Personnel: Loleatta Holloway (vocals); T.J. Tindall, Jon Bishop , Norman Harris, Roland Chambers, Bobby Eli (guitar); Elliott Golub, Everett Mirsky, Americus Mungiole, Don Renaldo, Rudolph Malizia, Jerry Sabransky, Charles Apollonia, Fred Spector, Christine Reeves, Sol Bobrov, Richard Jones , Diane Barnett, Joseph Golan, Ruth Goodman (violin); Anthony Sinagoga, Harold E. Kupper, Davis A. Barnett, Roger Moulton (viola); Romeo Distefano (cello); James Mack, Jack Faith (flute); Robert Hartzell, Eddie Shedosky, Rocco Bene, Lionel Bordelon (trumpet); Joseph DeAngelis, Gene Chausow, Milton Phibbs, Jeffrey Kirschen, Bill Klingelhoffer (French horn); Morris Ellis, Fred Jointer, Roger DeLillo, Tillman Buggs, Robert Moore , Richard Genovese (trombone); Henry Gibson , Carlton "Cotton" Kent, T.G. Conway, Ron Kersey, Tennyson Stephens (keyboards); Vince Montana, Vincent Montana, Jr. (vibraphone); Earl Young, Quinton Joseph (drums); Master Henry Gibson, Larry Washington (congas); Evette Benton, Barbara Ingram, Carla Benson (background vocals).
Recording information: Paragon Recording Studios, Chicago, IL; Paragon Studios, Chicago, IL; Sigma Sound Studios, Philadelphia, PA.
Photographer: Hank Dunning.
Arrangers: Talmadge Conway; Norman Harris; Ron Baker; Bruce Hawes.

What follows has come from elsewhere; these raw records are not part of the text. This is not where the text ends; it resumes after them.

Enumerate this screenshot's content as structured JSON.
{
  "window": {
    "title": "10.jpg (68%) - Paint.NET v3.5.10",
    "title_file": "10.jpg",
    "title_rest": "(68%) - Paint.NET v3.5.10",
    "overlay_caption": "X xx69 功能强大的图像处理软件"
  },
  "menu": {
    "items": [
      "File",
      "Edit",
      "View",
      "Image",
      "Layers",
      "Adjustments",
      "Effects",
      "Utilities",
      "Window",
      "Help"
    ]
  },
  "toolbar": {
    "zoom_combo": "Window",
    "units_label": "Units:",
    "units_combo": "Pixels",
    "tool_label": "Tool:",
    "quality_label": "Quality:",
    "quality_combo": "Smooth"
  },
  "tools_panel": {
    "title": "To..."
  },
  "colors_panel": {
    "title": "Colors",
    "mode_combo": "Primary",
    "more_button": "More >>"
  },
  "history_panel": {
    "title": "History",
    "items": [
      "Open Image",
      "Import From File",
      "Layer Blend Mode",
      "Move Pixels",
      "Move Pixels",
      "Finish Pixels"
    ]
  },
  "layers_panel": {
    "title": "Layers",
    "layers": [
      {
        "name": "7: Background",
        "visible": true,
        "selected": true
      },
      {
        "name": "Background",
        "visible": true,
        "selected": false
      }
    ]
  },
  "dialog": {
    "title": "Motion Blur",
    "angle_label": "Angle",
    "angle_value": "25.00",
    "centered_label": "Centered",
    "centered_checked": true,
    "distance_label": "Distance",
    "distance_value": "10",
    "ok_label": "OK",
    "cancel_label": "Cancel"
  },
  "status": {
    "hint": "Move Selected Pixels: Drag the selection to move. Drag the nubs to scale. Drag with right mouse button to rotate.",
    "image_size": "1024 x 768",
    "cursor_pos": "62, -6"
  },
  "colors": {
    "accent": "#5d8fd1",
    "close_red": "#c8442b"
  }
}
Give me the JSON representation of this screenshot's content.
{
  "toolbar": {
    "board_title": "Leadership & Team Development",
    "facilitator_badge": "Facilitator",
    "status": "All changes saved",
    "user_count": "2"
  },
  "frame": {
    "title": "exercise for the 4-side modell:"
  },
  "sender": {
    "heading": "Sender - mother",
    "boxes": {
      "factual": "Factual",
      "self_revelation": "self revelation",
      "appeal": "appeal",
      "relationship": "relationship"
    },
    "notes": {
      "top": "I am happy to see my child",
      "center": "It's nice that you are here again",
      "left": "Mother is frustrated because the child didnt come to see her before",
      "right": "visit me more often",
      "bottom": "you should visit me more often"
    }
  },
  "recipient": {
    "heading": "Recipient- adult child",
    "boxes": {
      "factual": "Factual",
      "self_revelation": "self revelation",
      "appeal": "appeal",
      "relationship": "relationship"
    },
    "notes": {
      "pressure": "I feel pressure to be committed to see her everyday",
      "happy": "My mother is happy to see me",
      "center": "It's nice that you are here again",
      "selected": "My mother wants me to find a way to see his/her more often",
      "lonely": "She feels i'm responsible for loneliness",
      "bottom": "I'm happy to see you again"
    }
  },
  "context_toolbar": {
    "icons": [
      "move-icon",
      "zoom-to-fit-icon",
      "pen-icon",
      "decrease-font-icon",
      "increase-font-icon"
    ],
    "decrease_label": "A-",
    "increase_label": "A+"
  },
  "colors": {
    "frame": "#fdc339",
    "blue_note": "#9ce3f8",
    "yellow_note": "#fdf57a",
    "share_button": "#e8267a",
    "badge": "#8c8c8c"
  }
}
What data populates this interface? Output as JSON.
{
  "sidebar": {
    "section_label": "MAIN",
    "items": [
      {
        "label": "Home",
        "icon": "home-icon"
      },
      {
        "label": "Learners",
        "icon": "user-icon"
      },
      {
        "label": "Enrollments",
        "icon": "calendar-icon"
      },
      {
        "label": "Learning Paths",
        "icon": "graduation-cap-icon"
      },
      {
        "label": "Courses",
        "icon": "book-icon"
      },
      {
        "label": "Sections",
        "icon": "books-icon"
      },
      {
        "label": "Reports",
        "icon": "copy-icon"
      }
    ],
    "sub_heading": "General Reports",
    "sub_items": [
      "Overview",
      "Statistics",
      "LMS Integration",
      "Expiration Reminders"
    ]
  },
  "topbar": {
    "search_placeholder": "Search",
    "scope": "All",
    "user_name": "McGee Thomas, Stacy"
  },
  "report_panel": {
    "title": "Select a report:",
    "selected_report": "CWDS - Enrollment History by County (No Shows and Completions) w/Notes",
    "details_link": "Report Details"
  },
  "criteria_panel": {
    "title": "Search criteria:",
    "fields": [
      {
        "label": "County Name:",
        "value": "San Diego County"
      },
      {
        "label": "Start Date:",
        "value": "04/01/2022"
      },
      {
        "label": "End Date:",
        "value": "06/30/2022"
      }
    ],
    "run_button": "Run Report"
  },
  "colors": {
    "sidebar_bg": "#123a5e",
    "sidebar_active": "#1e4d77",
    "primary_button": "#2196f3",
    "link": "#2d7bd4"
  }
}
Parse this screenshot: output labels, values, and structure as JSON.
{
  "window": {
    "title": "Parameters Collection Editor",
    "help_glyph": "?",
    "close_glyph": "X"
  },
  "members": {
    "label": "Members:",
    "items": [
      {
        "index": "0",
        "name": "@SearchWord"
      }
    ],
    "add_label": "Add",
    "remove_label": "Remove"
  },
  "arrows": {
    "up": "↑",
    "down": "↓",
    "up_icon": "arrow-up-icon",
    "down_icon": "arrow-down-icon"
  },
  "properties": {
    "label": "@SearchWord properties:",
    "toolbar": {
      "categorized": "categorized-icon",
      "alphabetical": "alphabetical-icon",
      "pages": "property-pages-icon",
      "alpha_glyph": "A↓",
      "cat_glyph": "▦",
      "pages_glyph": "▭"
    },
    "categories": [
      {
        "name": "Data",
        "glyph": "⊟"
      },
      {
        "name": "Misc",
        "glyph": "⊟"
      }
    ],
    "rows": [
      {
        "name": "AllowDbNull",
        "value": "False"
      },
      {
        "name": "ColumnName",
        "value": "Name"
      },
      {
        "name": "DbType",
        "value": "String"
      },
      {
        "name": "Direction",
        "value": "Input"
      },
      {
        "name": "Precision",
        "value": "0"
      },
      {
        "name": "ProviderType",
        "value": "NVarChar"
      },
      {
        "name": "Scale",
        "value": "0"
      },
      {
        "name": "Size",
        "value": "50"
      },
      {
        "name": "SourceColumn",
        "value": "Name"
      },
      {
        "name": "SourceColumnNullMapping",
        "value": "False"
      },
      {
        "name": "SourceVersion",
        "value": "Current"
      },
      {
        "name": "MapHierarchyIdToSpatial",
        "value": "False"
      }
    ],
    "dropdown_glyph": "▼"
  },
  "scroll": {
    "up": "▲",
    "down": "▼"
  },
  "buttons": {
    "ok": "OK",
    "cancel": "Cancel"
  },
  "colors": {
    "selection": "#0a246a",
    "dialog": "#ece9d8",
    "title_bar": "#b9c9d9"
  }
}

Originally issued in March 1977, Loleatta was the singer's debut release for Philly soul guitarist Norman Harris' Goldmine label distributed by NY-based Salsoul Records. It was both produced in Chicago by her husband Floyd Smith and in Philadelphia through Baker-Harris-Young Productions. The LP boasted Holloway's highest-charting R&B single, the Sam Dees ballad "Worn Out Broken Heart," and the dance classics "Hit and Run" and "Dreamin'." The former has two extended alternate "jam session" takes that are found on the original 12" pressings baring the Goldmind logo. One of the takes is on Original Salsoul Classics: The 20th Anniversary and is sometimes found on CD reissues of the LP. Another passion-soaked ballad, "What Now," a Curtis Mayfield song, received radio play as an album track. The upbeat "We're Getting Stronger (The Longer We Stay)" has a smokin' rhythm break. A Satoshi Tomiie remix of "Dreamin'" issued by Salsoul/The Right Stuff/EMI topped Billboard's Hot Dance Music/Club Play chart on December 9, 2000. ~ Ed Hogan